is no high level of investment for the launch of online shops in the respective target markets, and there are broad opportunities to test the local appetite of their target group for their own products in the appropriate brand and subject area.
It becomes tricky in the search for the appropriate marketplaces in the respective destination countries. Here, it does not always have to be, nor should it be, only international top online marketplaces such as Amazon or eBay that have a presence in numerous countries. Instead, regional, nationally strong platforms can often be the better choice (e.g. OnBuy and Fruugo in the UK, Cdiscount, Fnac/Darty, La Redoute in France or bol.com in the Netherlands and Allegro in Poland). Using specialized tools such as Lengow Insights, companies can use their EANs and categories to research the marketplaces that are most suitable for their products and to have algorithms calculate the potential revenue for a marketplace.
Case studies: Successful on marketplaces in
Europe with efficient feed management
The effort involved in maintaining the international marketplace business can be considerably reduced by efficient feed management.
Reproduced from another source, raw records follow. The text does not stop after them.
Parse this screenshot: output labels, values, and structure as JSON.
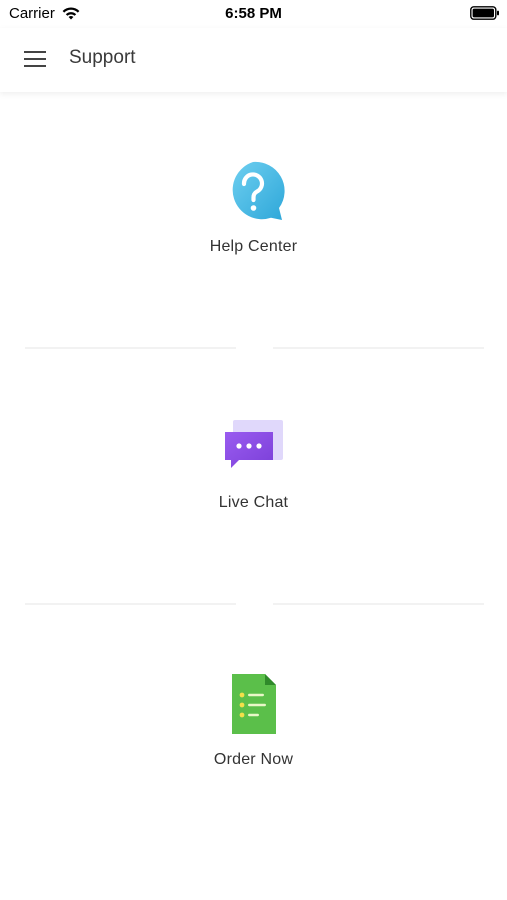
{
  "status_bar": {
    "carrier": "Carrier",
    "time": "6:58 PM"
  },
  "header": {
    "title": "Support"
  },
  "options": [
    {
      "label": "Help Center",
      "icon": "help-question-bubble-icon",
      "color": "#4cb9e4"
    },
    {
      "label": "Live Chat",
      "icon": "chat-bubble-icon",
      "color": "#8a4de0"
    },
    {
      "label": "Order Now",
      "icon": "order-form-document-icon",
      "color": "#5bbf4a"
    }
  ]
}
The leading German online shop for curated art and home accessories, JUNIQE, currently sells more than 50,000 products on six marketplaces in four countries. In order to implement this European marketplace strategy, the company, with the support of Lengow, connects various marketplaces within Europe via a single product data feed. The feed needs to be updated centrally only once, in order to be used correctly on all marketplaces. “This enabled us to better manage our product catalog and manage the various marketplaces more efficiently,” said Senior Operations Manager Alexandra Knaak.
Similar experiences were made by Design-Bestseller, a German etailer for designer furniture and home accessories. Initially, the aim of the company was rapid access to a new market (France). Design-Bestseller saw a way of doing this in the
listing of products on French marketplaces, not only among the big players, but also among specialists in the interior sector. Because Lengow offers interfaces to a wide range of French marketplaces, the company decided to control its product data feed. Currently, more than 20,000 articles are listed on seven marketplaces in two countries. “We can now connect and test new channels relatively quickly, especially marketplaces,” says Geoffroy Dickson, Head of International Business Development at Design-Bestseller. In addition, the service provider supports the adaptation of the catalog for each marketplace with channel-specific guidelines. “We have now done initial tests with the Dutch marketplace Bol.com, which are extremely promising,” says Dickson.
A big thank you to Oliver Bogatu for the interesting insights.
You can find this case study and many more insights in our Market Place Study 2022.
About the author:
Oliver Bogatu is General Manager DACH at Lengow. He first worked for Nike and Champion USA. After that he was at s.Oliver Fashion Group as Head of Sports Division and at Cognis Special Chemicals (Henkel KGaA) as Director of Global Sales & Marketing. This was followed by leading managerial positions at vente-privee.com, eBay/Brands4Friends and Astound Commerce.